» EXERCISE GOAL: Look for the line containing "Read all visible content and emit it as JSON." in the listing below. Retype that line and every subsequent line through the last one, and only those.

» PROVIDED MATERIAL:
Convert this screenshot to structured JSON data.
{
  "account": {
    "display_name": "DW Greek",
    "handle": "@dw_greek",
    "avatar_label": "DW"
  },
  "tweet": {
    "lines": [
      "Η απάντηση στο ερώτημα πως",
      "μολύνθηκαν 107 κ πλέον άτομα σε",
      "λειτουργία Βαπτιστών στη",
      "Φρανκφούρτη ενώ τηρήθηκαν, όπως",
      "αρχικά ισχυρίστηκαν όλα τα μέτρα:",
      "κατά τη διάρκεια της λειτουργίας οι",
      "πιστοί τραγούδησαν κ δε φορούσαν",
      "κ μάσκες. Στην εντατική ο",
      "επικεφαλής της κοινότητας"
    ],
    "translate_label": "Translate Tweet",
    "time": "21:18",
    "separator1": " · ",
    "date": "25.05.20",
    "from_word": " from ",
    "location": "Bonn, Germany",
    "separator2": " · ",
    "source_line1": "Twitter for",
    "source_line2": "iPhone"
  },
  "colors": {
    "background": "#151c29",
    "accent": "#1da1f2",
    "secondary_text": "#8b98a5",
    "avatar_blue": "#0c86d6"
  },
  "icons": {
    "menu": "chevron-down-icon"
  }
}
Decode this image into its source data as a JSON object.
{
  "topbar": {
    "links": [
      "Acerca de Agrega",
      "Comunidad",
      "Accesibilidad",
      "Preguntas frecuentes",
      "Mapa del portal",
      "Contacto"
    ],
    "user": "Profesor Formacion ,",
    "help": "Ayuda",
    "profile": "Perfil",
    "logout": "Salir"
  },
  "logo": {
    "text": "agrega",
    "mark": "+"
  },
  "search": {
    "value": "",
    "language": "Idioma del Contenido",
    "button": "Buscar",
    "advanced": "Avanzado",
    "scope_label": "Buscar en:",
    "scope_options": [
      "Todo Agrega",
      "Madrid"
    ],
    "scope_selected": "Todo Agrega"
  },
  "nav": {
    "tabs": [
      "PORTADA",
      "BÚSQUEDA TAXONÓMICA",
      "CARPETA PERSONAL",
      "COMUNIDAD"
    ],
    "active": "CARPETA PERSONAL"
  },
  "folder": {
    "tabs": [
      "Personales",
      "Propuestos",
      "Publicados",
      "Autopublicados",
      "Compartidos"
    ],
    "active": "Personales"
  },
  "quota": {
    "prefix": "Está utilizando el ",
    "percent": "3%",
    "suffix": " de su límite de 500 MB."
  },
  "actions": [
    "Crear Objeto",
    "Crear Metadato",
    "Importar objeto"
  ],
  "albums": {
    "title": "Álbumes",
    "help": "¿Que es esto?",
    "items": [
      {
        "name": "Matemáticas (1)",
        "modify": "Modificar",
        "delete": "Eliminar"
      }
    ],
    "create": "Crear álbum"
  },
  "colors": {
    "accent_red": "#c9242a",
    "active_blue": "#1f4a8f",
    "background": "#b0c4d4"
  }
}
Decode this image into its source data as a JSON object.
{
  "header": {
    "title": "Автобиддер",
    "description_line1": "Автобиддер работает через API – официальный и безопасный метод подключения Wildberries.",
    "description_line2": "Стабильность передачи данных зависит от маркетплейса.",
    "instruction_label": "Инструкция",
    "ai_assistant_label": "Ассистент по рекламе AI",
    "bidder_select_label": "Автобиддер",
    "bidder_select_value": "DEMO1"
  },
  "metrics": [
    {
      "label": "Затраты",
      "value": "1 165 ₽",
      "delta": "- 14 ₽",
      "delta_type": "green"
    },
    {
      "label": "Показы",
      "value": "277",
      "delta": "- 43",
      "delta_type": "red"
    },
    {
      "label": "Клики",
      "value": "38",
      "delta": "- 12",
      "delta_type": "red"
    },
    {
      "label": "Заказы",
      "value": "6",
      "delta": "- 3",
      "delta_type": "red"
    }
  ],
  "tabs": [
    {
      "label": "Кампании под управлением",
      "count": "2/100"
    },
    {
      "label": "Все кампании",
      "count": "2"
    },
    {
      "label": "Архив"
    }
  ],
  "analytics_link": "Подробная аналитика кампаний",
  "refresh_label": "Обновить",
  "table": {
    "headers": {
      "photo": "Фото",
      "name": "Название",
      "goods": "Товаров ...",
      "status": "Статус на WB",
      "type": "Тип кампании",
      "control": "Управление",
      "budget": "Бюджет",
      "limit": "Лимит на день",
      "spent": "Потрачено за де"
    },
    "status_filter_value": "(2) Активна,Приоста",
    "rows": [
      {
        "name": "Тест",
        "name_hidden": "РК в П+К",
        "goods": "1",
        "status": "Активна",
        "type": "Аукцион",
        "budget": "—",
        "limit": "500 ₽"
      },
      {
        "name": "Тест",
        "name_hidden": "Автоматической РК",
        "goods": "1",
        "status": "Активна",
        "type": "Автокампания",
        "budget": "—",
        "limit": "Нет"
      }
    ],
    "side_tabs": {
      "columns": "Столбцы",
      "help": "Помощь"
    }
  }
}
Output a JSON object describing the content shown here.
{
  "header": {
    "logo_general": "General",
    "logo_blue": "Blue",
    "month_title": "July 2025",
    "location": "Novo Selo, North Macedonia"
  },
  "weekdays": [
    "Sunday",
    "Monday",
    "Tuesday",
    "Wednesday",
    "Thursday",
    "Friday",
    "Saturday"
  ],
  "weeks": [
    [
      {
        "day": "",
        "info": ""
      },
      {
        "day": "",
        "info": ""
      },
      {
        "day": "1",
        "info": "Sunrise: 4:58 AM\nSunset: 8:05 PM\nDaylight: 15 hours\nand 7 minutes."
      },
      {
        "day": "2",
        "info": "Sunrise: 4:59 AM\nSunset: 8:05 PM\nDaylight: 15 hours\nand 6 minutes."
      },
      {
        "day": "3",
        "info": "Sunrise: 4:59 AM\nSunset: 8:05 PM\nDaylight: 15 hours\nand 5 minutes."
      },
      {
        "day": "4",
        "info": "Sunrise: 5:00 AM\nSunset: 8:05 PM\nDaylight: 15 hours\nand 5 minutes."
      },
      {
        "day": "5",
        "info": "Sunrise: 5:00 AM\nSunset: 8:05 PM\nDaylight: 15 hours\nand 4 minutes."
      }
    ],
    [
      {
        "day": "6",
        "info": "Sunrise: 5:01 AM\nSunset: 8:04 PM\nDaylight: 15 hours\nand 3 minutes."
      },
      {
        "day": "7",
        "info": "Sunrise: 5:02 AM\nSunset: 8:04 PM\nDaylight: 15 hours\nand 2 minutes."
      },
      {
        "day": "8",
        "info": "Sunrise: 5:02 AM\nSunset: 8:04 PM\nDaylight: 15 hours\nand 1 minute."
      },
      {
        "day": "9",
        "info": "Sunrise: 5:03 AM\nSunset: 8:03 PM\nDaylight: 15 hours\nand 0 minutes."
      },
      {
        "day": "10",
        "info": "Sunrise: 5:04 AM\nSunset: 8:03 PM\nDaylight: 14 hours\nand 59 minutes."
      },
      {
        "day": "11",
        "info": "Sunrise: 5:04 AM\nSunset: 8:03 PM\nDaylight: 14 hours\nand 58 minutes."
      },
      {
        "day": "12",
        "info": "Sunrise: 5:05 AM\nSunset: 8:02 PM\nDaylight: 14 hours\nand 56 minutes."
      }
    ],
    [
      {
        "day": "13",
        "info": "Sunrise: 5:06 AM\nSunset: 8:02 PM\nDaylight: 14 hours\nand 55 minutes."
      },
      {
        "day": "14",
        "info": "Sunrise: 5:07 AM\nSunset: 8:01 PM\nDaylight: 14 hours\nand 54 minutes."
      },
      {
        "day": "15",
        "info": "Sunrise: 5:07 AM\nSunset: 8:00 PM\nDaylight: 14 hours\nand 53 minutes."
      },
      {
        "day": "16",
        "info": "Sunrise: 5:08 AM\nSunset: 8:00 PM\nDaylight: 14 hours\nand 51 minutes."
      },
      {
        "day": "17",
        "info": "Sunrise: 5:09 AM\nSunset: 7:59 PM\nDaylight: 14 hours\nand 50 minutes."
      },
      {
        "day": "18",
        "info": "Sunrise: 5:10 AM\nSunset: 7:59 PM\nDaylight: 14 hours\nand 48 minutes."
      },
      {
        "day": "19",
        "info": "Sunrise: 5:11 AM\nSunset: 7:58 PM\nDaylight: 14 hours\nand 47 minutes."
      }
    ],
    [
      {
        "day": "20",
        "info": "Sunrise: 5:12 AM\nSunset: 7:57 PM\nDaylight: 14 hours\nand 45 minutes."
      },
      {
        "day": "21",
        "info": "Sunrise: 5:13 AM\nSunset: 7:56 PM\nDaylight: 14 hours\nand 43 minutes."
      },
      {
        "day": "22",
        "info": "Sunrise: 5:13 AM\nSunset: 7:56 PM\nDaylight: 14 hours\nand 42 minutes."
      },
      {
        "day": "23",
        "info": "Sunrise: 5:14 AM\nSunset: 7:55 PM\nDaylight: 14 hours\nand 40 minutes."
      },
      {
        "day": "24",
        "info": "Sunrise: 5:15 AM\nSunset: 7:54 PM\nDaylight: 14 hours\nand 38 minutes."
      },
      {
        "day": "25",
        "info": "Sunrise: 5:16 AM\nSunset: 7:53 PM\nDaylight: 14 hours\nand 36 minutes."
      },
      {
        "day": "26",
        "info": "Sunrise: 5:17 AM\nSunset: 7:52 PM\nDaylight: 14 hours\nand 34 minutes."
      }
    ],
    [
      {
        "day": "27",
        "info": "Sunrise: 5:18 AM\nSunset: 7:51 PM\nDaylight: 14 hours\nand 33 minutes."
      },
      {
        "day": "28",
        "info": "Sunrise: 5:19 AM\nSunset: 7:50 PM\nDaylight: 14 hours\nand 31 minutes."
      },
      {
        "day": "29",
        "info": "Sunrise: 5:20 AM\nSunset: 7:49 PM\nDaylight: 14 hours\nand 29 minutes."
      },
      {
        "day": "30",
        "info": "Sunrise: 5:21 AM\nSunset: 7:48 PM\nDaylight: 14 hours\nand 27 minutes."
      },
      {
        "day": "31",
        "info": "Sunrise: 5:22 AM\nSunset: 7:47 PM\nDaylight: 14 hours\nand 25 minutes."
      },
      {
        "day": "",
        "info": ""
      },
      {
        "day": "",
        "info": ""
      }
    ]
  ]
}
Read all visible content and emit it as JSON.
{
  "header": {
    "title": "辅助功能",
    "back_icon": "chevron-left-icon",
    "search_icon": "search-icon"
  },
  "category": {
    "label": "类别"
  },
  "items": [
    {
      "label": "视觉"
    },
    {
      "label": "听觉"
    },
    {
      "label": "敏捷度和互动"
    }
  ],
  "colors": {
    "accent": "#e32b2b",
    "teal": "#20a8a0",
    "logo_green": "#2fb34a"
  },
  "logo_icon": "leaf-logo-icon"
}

» RESULT:
Read all visible content and emit it as JSON.
{
  "header": {
    "title": "辅助功能",
    "back_icon": "chevron-left-icon",
    "search_icon": "search-icon"
  },
  "category": {
    "label": "类别"
  },
  "items": [
    {
      "label": "视觉"
    },
    {
      "label": "听觉"
    },
    {
      "label": "敏捷度和互动"
    }
  ],
  "colors": {
    "accent": "#e32b2b",
    "teal": "#20a8a0",
    "logo_green": "#2fb34a"
  },
  "logo_icon": "leaf-logo-icon"
}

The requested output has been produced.